Here is what Jeff Foxworthy has to say about folks
from Texas ..
If someone in a Lowe's store offers you assistance and
they don't work there, you may live in Texas ;
If you've worn shorts and a parka at the same time,
you may live in Texas ;
If you've had a lengthy telephone conversation with
someone who dialed a wrong number, you may live in
If "Vacation" means going anywhere south of Dallas for
the weekend, you may live in Texas ;
If you measure distance in hours, you may live in
If you know several people who have hit a deer more
than once, you may live in Texas ;
If you install security lights on your house and
garage, but leave both unlocked, you may live in Texas ;
If you carry jumper cables in your car and your wife
knows how to use them, you may live in Texas ;
If the speed limit on the highway is 55 mph -- you're
going 80 and everybody's passing you, you may live in Texas ;
If you find 60 degrees "a little chilly," you may live
in Texas ;

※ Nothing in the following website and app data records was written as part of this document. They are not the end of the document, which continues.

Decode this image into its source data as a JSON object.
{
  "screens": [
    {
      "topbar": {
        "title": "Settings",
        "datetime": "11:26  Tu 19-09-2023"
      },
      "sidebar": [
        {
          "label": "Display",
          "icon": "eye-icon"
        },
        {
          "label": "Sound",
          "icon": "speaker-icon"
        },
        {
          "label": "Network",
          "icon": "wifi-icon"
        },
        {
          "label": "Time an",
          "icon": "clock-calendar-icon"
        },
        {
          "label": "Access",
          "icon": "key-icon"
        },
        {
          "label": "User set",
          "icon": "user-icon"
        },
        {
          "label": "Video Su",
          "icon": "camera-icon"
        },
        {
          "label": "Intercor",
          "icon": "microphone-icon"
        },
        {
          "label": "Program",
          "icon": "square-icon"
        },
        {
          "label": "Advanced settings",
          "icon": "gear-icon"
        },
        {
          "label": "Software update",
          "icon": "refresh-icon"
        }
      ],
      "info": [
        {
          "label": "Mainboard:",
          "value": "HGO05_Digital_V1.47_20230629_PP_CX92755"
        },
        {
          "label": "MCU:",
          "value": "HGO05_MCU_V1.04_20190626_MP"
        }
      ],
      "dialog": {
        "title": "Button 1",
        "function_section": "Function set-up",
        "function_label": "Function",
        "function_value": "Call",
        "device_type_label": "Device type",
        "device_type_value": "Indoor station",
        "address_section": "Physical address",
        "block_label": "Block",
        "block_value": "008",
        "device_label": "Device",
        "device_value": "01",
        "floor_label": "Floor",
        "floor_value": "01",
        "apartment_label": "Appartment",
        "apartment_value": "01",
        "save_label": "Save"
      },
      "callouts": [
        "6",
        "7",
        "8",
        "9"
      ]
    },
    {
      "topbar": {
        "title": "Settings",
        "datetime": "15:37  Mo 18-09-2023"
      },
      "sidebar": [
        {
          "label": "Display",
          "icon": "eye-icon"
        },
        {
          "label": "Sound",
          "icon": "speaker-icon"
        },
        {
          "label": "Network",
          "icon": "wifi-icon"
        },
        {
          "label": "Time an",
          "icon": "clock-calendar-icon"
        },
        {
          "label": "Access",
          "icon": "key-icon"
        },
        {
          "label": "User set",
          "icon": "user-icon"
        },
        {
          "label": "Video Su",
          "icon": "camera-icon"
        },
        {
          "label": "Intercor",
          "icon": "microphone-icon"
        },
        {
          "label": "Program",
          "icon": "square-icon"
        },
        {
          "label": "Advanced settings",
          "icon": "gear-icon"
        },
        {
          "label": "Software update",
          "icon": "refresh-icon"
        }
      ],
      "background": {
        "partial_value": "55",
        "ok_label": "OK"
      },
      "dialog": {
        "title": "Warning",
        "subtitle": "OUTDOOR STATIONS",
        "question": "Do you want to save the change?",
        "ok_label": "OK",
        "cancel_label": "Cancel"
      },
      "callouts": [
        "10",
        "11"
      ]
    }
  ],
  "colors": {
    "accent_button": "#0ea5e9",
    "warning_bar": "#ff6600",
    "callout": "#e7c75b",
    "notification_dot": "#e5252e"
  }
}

If you actually understand these jokes, and share them
with all your Texas friends, you definitely live in